Confessions of a “Nervous Nelly” – by Janis Peterson

Janis promo pic 2017I didn’t always have performance anxiety. When I was three years old, my mom told me I was ready to play on a piano recital, and since every kid in my neighborhood took piano lessons from my mom, I thought every kid played piano. I was thrilled to be “good enough” to play on a recital and looked at performing as pure joy.

My issues started with my first Middle School violin solo at District Solo & Ensemble Festival. My private teacher, a HS violinist, gave me a piece that was too hard for me, so I was very insecure going into that performance. The crazy, OMG, heart-racing, knees knocking, hands shaking metamorphosis took me over without warning and my playing suffered. That experience carved a pathway in my brain that would last a lifetime.

As the years went by, I was able to control the nerves when something important was at stake like a scholarship audition – but there were many disappointing times when I felt completely prepared only to have my entire being flip and leave me incapacitated. Performing was always a risk because I was never sure I was free from the debilitating effects of my nerves even though my Michigan teacher, Gustave Rosseels and Michigan State teachers, Romeo Tata, Lyman Bodman and Walter Verdehr had great suggestions:

  • Practice more
  • Perform more 
  • Concentrate more
  • Fix positions to enable a more relaxed body
  • Picture yourself in a black hole
  • Don’t eat sugar or drink caffeine
  • Be a vessel that passes on the composer’s music

Being a ‘nervous Nellyhelped me be a more compassionate teacher. I provided positive performance opportunities for my students. I encouraged solo playing and insisted on good (and relaxed) playing positions. A nurturing environment was my top priority as a classroom orchestra teacher.

Seven years ago, I was diagnosed with breast cancer and in the three weeks it took to get the details about my prognosis, I worked on my bucket list. The only important item was conquering my performance anxiety. I started reading everything I could find, attending the PA workshops at MMC and National ASTA Conferences and talking to performers/teachers about their tricks. I re-read books that friends had given me with a different mindset I WILL do this!

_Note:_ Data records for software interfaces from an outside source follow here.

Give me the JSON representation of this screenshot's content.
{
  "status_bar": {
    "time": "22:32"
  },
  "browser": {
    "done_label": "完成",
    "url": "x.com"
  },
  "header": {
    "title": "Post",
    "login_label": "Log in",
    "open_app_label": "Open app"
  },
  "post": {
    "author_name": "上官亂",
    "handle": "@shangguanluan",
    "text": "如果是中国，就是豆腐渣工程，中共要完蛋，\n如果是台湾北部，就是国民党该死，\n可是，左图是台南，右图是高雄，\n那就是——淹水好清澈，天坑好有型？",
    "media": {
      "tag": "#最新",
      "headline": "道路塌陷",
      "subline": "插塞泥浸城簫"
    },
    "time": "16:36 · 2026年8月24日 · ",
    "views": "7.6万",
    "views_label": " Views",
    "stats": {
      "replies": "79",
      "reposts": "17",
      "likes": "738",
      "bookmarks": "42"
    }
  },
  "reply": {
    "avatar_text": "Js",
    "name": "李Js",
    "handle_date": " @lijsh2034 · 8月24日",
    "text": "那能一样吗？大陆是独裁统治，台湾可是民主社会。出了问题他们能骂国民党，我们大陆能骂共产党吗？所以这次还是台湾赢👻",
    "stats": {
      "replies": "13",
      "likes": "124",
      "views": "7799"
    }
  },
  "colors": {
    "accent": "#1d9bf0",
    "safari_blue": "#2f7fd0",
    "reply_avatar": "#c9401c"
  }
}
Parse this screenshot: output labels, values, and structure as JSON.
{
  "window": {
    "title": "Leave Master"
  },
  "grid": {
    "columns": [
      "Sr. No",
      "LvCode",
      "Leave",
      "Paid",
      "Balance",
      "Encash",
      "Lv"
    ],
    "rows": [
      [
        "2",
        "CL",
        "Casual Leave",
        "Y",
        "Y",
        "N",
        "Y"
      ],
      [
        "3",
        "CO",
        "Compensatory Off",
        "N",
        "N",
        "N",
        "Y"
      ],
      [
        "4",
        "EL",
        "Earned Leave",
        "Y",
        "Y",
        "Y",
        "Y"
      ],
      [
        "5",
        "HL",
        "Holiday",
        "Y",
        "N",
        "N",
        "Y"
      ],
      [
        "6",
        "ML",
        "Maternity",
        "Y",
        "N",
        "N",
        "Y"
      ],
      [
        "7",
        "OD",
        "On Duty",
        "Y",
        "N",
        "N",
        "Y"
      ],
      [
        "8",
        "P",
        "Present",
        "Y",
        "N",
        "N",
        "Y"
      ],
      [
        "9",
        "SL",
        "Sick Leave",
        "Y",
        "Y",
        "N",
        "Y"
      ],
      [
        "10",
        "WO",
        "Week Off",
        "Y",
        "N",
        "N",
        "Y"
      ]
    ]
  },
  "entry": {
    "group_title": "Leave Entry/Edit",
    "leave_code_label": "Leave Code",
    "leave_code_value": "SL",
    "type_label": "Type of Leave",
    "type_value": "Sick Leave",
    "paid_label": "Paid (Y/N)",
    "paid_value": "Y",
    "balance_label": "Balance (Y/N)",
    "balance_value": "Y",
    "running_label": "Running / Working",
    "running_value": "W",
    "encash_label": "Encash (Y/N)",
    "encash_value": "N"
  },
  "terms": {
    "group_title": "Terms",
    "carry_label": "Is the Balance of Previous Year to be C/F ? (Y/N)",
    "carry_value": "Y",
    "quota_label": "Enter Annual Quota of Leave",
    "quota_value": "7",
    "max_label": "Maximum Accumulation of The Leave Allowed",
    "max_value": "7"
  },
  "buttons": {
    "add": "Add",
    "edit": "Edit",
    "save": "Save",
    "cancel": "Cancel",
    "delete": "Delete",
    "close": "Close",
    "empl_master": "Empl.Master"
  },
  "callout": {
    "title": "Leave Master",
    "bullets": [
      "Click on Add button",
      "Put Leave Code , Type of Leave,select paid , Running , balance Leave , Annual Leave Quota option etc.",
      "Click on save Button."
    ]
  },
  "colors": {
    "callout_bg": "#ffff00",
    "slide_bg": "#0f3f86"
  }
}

In the last three years, I have finally reached a place where I am back to my PURE JOY attitude of performing and owe this to an incredible book/CD: “Effortless Mastery” by Kenny Werner. If you are suffering as I did, please get this book and read every word and use the meditations on the CD religiously. Here are a few of the things I have learned:

  • Performance anxiety is a result of MY OWN thinking
  • Practicing a passage until it is EFFORTLESS makes it much easier to control nerves in a performance
  • Deep breathing and meditation are effective prior to a performance
  • Every note is beautiful in practice AND in performance
  • Performing requires a connection to one’s inner self
  • Bowing to an applauding audience is an opportunity to express gratitude for the performance opportunity and letting go of ego
  • Almonds, turkey, bananas…there are several foods that help but they aren’t as important as the positive mindset about performing
  • We are all masters performing is a celebration of that mastery
  • Performing is an opportunity to share something beautiful/meaningful and souls can be healed through music
  • Performing is a life-long challenge and an opportunity for life-long learning

I am living proof that a nervous Nelly CAN change and overcome symptoms of stage fright. Now, my cancer-free life and bucket list includes joyful performing! I leave you with these words of wisdom from Kenny Werner:

“Ultimately, musicians of the world must come to realize the potential of their calling…If the musician is illumined from within, he becomes a lamp that lights other lamps…I am grateful for the pain that led to the pursuit of a higher Self….Every spiritual teaching confirms that it is better to give than to receive…By giving as much as you can to something, you become a channel to receive…Don’t let the light of your search dim…

Best wishes on your own journey toward Effortless Mastery and giving stress-free performances!